(JTA) — The Polish Parliament rejected a draft law that would have legalized Jewish ritual slaughter, or shechitah, in Poland.
The bill, defeated 222-178 on Friday, would have allowed shechitah provided it is done in a slaughterhouse. It also excluded certain forms of immobilizing the animal.
Until this year, Poland allowed shechitah, making about $650 million annually by exporting kosher and halal meat to Israel and Muslim-majority countries like Egypt and Iran. But the business practically ground to a halt in January after a constitutional court ruled that the country has no right to allow religious slaughter. The ruling was made after a petition filed by animals’ rights groups.
Dozens of Polish farmers marched in Warsaw on Wednesday in a rally in support of allowing shechitah.

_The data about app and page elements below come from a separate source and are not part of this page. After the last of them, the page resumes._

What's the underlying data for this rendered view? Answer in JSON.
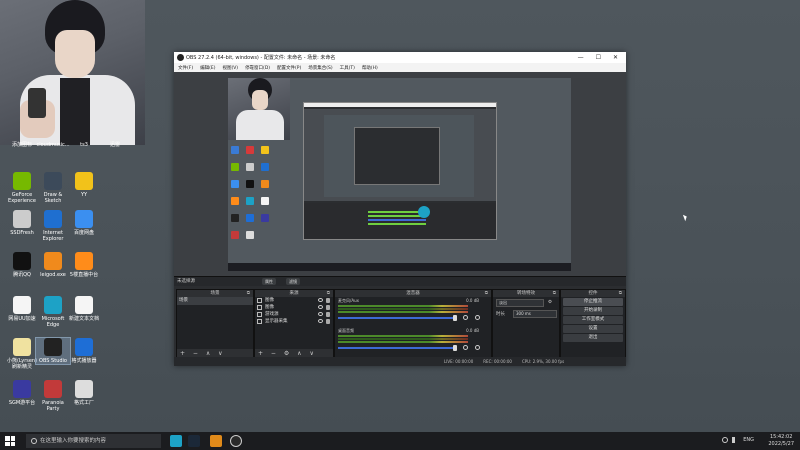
{
  "desktop": {
    "icons": [
      {
        "label": "添加图标",
        "icon": "app-icon",
        "color": "#3a7bd5"
      },
      {
        "label": "cloudmusic...",
        "icon": "music-icon",
        "color": "#d63a3a"
      },
      {
        "label": "ts3",
        "icon": "ts3-icon",
        "color": "#4a90c2"
      },
      {
        "label": "迅雷",
        "icon": "thunder-icon",
        "color": "#2a72d4"
      },
      {
        "label": "GeForce Experience",
        "icon": "geforce-icon",
        "color": "#76b900"
      },
      {
        "label": "Draw & Sketch",
        "icon": "draw-icon",
        "color": "#3c4a5a"
      },
      {
        "label": "YY",
        "icon": "yy-icon",
        "color": "#f2c21a"
      },
      {
        "label": "SSDFresh",
        "icon": "ssd-icon",
        "color": "#cccccc"
      },
      {
        "label": "Internet Explorer",
        "icon": "ie-icon",
        "color": "#1f6fd0"
      },
      {
        "label": "百度网盘",
        "icon": "baidu-disk-icon",
        "color": "#3b8ff0"
      },
      {
        "label": "腾讯QQ",
        "icon": "qq-icon",
        "color": "#111111"
      },
      {
        "label": "leigod.exe",
        "icon": "leigod-icon",
        "color": "#f08a1c"
      },
      {
        "label": "5楼直播中台",
        "icon": "live-icon",
        "color": "#ff8c1a"
      },
      {
        "label": "网易UU加速",
        "icon": "uu-icon",
        "color": "#f5f5f5"
      },
      {
        "label": "Microsoft Edge",
        "icon": "edge-icon",
        "color": "#1da2c6"
      },
      {
        "label": "新建文本文档",
        "icon": "document-icon",
        "color": "#f5f5f5"
      },
      {
        "label": "小熊(Lyrsen)刷新精灵",
        "icon": "folder-icon",
        "color": "#f0e2a0"
      },
      {
        "label": "OBS Studio",
        "icon": "obs-icon",
        "color": "#222222"
      },
      {
        "label": "格式播放器",
        "icon": "player-icon",
        "color": "#1e6ed6"
      },
      {
        "label": "SGM游平台",
        "icon": "sgm-icon",
        "color": "#3a3aa0"
      },
      {
        "label": "Paranoia Party",
        "icon": "party-icon",
        "color": "#c23a3a"
      },
      {
        "label": "格式工厂",
        "icon": "factory-icon",
        "color": "#dddddd"
      }
    ]
  },
  "obs": {
    "title": "OBS 27.2.4 (64-bit, windows) - 配置文件: 未命名 - 场景: 未命名",
    "window_controls": [
      "—",
      "☐",
      "✕"
    ],
    "menu": [
      "文件(F)",
      "编辑(E)",
      "视图(V)",
      "停靠窗口(D)",
      "配置文件(P)",
      "场景集合(S)",
      "工具(T)",
      "帮助(H)"
    ],
    "docks_bar": {
      "title": "未选择源",
      "props_button": "属性",
      "filter_button": "滤镜"
    },
    "scenes": {
      "header": "场景",
      "items": [
        "场景"
      ],
      "footer": "+ − ∧ ∨"
    },
    "sources": {
      "header": "来源",
      "items": [
        "图像",
        "图像",
        "游戏源",
        "显示器采集"
      ],
      "footer": "+ − ⚙ ∧ ∨"
    },
    "mixer": {
      "header": "混音器",
      "channels": [
        {
          "name": "麦克风/Aux",
          "db": "0.0 dB"
        },
        {
          "name": "桌面音频",
          "db": "0.0 dB"
        }
      ]
    },
    "transitions": {
      "header": "转场特效",
      "type": "淡出",
      "duration_label": "时长",
      "duration": "300 ms"
    },
    "controls": {
      "header": "控件",
      "buttons": [
        "停止推流",
        "开始录制",
        "工作室模式",
        "设置",
        "退出"
      ]
    },
    "status": [
      "LIVE: 00:00:00",
      "REC: 00:00:00",
      "CPU: 2.9%, 30.00 fps"
    ]
  },
  "taskbar": {
    "search_placeholder": "在这里输入你要搜索的内容",
    "apps": [
      {
        "icon": "edge-taskbar-icon",
        "color": "#1da2c6"
      },
      {
        "icon": "steam-taskbar-icon",
        "color": "#1b2838"
      },
      {
        "icon": "app-taskbar-icon",
        "color": "#e08a1a"
      },
      {
        "icon": "obs-taskbar-icon",
        "color": "#2a2a2a"
      }
    ],
    "lang": "ENG",
    "time": "15:42:02",
    "date": "2022/5/27"
  }
}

On Friday, Jewish groups bemoaned the failure to pass a law allowing ritual slaughter.
“Jewish communities across Europe will be incredibly distressed that the Polish Parliament has voted not to protect the religious freedom of its Jewish and Muslim citizens,” Pinchas Goldschmidt, president of the Conference of European Rabbis, said in statement.
“The result of today’s vote in the Sejm is extremely disappointing,” a spokesperson for Shechitah UK, a non-profit working to repeal efforts to ban the practice, told JTA. “It represents the lowest point in the campaign to protect shechitah in Europe.”

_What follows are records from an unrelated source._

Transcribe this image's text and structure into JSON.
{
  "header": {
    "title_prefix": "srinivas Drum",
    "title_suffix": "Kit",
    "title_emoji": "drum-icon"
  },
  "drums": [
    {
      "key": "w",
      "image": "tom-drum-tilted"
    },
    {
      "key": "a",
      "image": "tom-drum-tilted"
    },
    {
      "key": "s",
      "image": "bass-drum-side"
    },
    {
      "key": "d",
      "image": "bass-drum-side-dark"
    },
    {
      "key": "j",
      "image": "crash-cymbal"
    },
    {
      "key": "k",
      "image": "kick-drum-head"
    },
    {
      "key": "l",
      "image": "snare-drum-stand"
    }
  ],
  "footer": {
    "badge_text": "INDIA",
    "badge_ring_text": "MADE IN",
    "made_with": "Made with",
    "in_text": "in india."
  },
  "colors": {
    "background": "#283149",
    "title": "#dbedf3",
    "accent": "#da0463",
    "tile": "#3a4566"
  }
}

The group said that it will work with Polish Chief Rabbi Michael Schudrich and the Conference of European Rabbis to offer assistance in the campaign to overcome this setback.
The Conference of European Rabbis also said it was “alarmed by the level of disinformation that has characterized the parliamentary debates” on the issue.

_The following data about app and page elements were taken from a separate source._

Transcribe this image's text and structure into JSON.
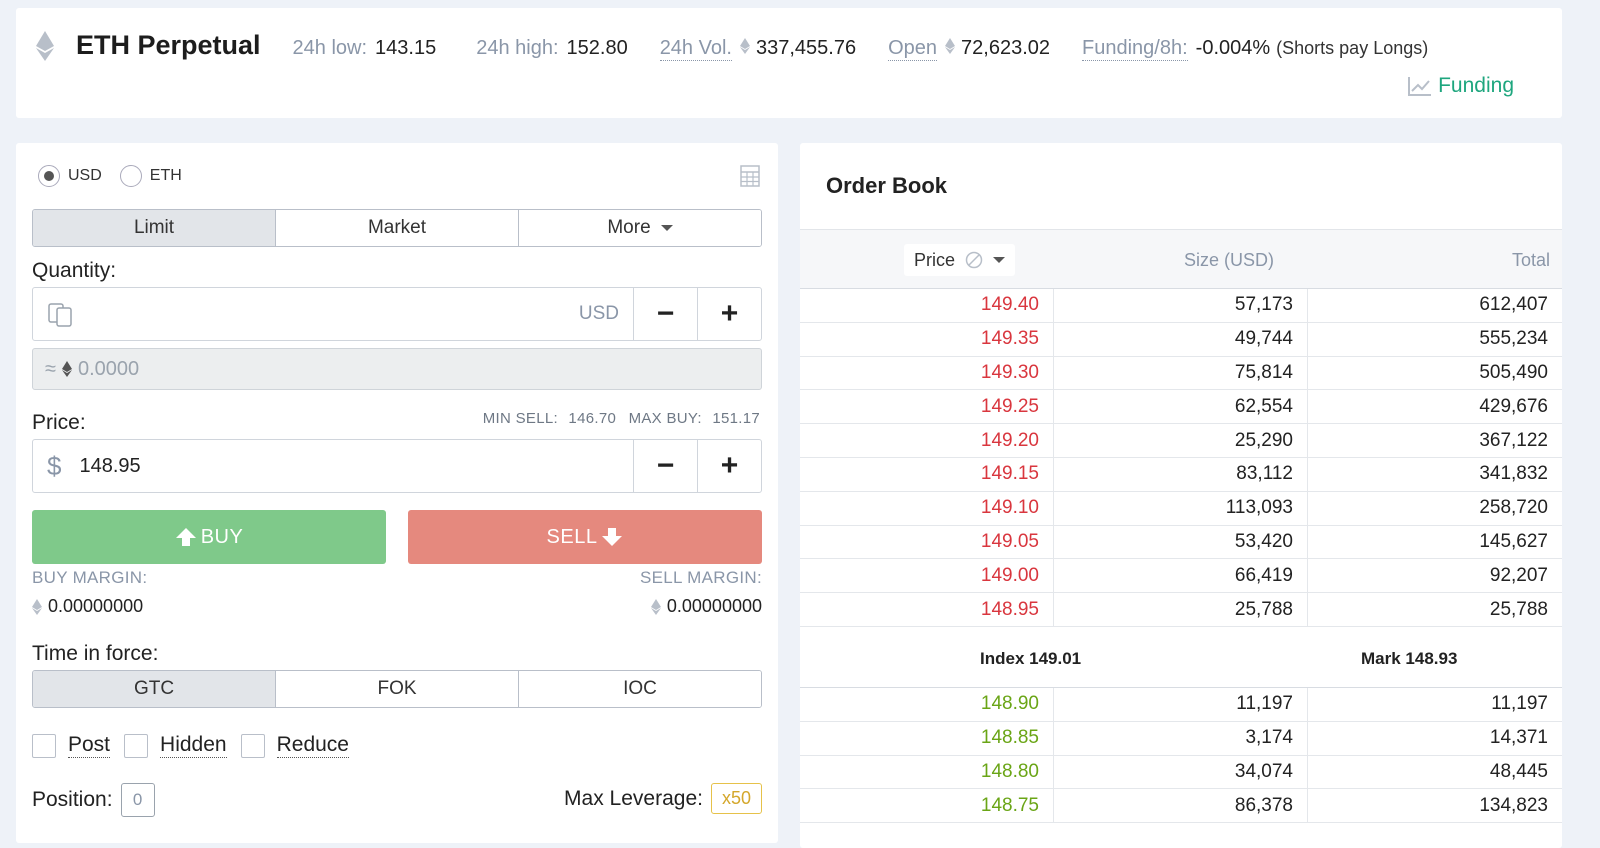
{
  "market": {
    "title": "ETH Perpetual",
    "low_label": "24h low:",
    "low_value": "143.15",
    "high_label": "24h high:",
    "high_value": "152.80",
    "vol_label": "24h Vol.",
    "vol_value": "337,455.76",
    "open_label": "Open",
    "open_value": "72,623.02",
    "funding_label": "Funding/8h:",
    "funding_value": "-0.004%",
    "funding_note": "(Shorts pay Longs)",
    "funding_link": "Funding"
  },
  "order": {
    "currency_usd": "USD",
    "currency_eth": "ETH",
    "types": [
      "Limit",
      "Market",
      "More"
    ],
    "quantity_label": "Quantity:",
    "quantity_unit": "USD",
    "minus": "−",
    "plus": "+",
    "approx_symbol": "≈",
    "approx_value": "0.0000",
    "price_label": "Price:",
    "min_sell_label": "MIN SELL:",
    "min_sell_value": "146.70",
    "max_buy_label": "MAX BUY:",
    "max_buy_value": "151.17",
    "price_symbol": "$",
    "price_value": "148.95",
    "buy_label": "BUY",
    "sell_label": "SELL",
    "buy_margin_label": "BUY MARGIN:",
    "buy_margin_value": "0.00000000",
    "sell_margin_label": "SELL MARGIN:",
    "sell_margin_value": "0.00000000",
    "tif_label": "Time in force:",
    "tif_options": [
      "GTC",
      "FOK",
      "IOC"
    ],
    "post_label": "Post",
    "hidden_label": "Hidden",
    "reduce_label": "Reduce",
    "position_label": "Position:",
    "position_value": "0",
    "leverage_label": "Max Leverage:",
    "leverage_value": "x50"
  },
  "book": {
    "title": "Order Book",
    "col_price": "Price",
    "col_size": "Size (USD)",
    "col_total": "Total",
    "asks": [
      [
        "149.40",
        "57,173",
        "612,407"
      ],
      [
        "149.35",
        "49,744",
        "555,234"
      ],
      [
        "149.30",
        "75,814",
        "505,490"
      ],
      [
        "149.25",
        "62,554",
        "429,676"
      ],
      [
        "149.20",
        "25,290",
        "367,122"
      ],
      [
        "149.15",
        "83,112",
        "341,832"
      ],
      [
        "149.10",
        "113,093",
        "258,720"
      ],
      [
        "149.05",
        "53,420",
        "145,627"
      ],
      [
        "149.00",
        "66,419",
        "92,207"
      ],
      [
        "148.95",
        "25,788",
        "25,788"
      ]
    ],
    "index_text": "Index 149.01",
    "mark_text": "Mark  148.93",
    "bids": [
      [
        "148.90",
        "11,197",
        "11,197"
      ],
      [
        "148.85",
        "3,174",
        "14,371"
      ],
      [
        "148.80",
        "34,074",
        "48,445"
      ],
      [
        "148.75",
        "86,378",
        "134,823"
      ]
    ]
  },
  "colors": {
    "ask": "#d9363e",
    "bid": "#6aa516",
    "buy": "#7fc98a",
    "sell": "#e5897e",
    "accent": "#1ea67e"
  }
}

“We will be seeking an urgent meeting with the Polish prime minister,” the conference said. “We will also be exploring what our legal options at E.U. level might be at this stage. This is very sad day for the Polish Jewish community and indeed for all of European Jewry.”
In a joint statement, Schudrich and Piotr Kadlcik, president of the Union of Jewish Religious Communities in Poland, said the result of the vote was “a shock.” The de-facto ban infringes on freedom of religion, they said.
Noting that hunting for sport is legal in Poland, they said the vote against shechitah reflects “sinister hypocrisy which usually masks the discrimination against a part of the citizenry.”